Here are some records; copy every line that holds the word "Cancel".

Data excerpts

────────

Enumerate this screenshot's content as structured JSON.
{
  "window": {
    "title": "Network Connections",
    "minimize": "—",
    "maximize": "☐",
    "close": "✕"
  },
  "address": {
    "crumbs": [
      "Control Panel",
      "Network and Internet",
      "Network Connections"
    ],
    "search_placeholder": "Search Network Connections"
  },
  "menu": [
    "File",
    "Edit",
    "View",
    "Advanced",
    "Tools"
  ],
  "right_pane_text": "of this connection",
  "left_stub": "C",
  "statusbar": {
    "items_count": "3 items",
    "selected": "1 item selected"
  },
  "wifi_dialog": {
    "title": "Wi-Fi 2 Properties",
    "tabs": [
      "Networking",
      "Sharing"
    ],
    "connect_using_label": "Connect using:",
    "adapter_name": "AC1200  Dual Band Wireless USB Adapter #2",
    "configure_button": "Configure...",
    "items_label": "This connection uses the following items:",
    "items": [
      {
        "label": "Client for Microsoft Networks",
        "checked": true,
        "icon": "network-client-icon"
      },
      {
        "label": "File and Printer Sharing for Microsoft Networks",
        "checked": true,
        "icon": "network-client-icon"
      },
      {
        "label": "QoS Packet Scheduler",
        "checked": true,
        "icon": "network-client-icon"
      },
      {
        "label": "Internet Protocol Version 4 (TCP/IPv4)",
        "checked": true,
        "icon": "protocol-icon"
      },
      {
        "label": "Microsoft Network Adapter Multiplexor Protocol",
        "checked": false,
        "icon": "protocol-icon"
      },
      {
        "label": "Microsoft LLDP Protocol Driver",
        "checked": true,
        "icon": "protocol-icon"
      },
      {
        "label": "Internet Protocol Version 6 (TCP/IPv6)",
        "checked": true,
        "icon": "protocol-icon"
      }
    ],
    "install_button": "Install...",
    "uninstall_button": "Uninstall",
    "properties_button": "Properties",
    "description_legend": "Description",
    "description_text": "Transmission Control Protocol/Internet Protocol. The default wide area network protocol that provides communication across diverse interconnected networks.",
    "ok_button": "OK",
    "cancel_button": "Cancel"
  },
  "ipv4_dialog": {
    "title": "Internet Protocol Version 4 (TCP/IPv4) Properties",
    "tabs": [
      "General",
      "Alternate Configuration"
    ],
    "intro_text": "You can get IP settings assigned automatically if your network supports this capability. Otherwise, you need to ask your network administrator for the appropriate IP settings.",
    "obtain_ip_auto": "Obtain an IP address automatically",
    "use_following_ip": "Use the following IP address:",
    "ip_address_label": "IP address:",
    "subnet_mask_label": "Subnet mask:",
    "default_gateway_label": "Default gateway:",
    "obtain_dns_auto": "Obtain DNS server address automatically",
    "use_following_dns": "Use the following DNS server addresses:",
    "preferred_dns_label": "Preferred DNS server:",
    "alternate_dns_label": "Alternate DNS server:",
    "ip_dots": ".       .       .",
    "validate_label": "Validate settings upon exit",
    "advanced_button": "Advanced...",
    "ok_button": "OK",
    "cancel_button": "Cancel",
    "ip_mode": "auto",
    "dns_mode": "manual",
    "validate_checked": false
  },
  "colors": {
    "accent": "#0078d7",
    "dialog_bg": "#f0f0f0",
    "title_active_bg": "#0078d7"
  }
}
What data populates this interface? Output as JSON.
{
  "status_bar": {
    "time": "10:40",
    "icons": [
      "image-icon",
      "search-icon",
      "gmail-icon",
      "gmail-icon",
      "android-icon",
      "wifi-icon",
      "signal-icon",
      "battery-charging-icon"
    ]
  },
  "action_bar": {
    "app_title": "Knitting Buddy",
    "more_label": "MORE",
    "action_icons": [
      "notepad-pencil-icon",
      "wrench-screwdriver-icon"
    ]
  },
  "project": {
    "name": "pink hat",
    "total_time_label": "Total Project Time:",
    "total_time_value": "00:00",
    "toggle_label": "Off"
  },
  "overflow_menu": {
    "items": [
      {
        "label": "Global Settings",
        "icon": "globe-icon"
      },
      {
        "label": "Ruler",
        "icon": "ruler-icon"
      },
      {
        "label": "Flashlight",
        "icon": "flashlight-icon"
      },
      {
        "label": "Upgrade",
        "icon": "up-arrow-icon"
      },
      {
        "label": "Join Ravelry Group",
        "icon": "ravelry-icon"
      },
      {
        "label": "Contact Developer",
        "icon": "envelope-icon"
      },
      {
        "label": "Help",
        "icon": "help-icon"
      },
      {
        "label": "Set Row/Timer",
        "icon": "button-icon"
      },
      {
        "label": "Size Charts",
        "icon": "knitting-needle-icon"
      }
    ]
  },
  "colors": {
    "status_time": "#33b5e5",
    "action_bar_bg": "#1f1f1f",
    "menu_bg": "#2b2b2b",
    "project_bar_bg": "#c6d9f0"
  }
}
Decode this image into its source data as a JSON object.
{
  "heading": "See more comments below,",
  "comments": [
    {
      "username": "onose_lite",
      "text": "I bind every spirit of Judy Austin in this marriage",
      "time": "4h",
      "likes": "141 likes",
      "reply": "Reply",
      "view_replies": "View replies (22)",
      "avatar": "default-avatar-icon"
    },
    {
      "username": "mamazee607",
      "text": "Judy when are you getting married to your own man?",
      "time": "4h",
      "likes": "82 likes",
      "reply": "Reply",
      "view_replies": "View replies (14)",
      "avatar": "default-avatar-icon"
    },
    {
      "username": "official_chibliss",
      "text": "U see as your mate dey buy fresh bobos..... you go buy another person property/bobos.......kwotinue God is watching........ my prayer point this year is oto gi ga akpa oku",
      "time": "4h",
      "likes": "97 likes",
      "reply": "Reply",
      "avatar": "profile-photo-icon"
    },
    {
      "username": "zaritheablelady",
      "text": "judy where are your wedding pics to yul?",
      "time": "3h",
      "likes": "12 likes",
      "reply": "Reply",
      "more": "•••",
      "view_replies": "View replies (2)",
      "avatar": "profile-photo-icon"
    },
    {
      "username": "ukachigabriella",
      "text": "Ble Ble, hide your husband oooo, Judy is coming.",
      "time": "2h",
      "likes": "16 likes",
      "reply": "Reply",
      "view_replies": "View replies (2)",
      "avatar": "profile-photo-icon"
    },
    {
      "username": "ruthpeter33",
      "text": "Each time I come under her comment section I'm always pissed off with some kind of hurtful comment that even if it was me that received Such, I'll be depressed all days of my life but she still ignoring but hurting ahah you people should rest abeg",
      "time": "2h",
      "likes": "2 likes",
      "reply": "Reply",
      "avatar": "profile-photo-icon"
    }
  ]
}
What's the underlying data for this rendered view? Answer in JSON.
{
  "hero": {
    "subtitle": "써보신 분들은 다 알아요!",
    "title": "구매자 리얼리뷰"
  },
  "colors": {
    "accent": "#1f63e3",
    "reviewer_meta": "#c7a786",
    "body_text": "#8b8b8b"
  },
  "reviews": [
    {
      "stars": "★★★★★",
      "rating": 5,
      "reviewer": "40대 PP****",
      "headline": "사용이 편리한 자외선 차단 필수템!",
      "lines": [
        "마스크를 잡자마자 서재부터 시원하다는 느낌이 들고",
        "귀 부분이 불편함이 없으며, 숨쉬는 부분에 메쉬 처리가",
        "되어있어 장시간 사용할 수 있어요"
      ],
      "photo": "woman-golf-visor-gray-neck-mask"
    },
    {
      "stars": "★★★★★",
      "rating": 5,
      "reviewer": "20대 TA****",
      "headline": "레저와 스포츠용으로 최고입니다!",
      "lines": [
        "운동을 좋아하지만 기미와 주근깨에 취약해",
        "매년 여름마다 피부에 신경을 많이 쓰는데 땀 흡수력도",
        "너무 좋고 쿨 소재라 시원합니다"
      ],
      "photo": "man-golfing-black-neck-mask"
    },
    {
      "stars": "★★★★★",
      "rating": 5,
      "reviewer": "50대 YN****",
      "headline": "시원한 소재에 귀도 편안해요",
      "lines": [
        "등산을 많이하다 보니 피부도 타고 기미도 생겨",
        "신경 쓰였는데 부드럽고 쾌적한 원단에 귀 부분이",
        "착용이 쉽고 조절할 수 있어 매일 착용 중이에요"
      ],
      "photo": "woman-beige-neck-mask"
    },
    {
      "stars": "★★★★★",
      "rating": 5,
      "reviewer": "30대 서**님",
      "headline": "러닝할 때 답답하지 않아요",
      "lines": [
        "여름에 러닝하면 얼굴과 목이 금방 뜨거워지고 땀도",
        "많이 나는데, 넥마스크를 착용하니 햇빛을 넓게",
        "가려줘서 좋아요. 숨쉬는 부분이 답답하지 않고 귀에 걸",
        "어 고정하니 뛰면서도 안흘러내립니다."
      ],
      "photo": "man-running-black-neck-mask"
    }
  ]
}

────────

* [ANSWER AREA]:
    "cancel_button": "Cancel"
    "cancel_button": "Cancel",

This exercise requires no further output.